Drug recalls are nothing new. Generic formulations of popular medications may be synthesized in various ways by different pharma manufacturers, with the biologically active ingredient staying intact. The popular antireflux medication ranitidine – first recalled from selective manufacturers last fall – has been totally, immediately removed from the market, due to the inclusion of an environmental contaminant that is carcinogenic if taken in sufficient quantities.
NDMA is an environmental contaminant that is found in water and foods, including dairy products, vegetables, and grilled meats. Its classification as a probable carcinogen is based on studies in animals; studies in humans are very limited.

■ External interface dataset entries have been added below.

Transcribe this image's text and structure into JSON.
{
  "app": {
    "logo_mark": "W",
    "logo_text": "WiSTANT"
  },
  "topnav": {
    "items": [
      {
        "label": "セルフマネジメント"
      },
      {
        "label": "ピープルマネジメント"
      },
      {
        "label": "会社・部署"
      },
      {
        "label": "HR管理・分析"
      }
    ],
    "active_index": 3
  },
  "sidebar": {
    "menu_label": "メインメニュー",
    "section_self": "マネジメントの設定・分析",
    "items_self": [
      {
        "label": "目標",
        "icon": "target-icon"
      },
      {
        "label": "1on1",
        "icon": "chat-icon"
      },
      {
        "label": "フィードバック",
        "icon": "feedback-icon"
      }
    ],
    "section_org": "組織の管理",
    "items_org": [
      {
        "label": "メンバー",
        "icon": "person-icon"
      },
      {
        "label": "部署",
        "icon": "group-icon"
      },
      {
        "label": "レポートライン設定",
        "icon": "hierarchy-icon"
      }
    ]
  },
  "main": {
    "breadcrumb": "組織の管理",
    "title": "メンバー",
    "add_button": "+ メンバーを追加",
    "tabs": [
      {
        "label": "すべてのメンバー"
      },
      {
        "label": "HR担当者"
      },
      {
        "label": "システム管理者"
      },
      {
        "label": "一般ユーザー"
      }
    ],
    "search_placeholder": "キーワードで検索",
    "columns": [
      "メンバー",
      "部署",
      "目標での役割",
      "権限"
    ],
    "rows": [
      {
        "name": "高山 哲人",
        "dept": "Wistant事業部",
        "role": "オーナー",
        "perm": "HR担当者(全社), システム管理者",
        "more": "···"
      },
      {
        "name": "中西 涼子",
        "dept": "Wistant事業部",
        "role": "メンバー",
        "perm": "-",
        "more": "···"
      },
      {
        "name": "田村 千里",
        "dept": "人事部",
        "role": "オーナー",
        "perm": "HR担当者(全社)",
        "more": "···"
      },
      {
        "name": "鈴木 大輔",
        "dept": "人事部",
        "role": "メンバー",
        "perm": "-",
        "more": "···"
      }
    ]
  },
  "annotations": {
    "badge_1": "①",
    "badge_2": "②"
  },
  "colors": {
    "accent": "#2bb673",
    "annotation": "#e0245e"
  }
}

It is important to know that the NDMA in ranitidine products does not pose any immediate health risks. Although classified as a probable carcinogen, NDMA may cause cancer only after exposure to high doses over a long period of time.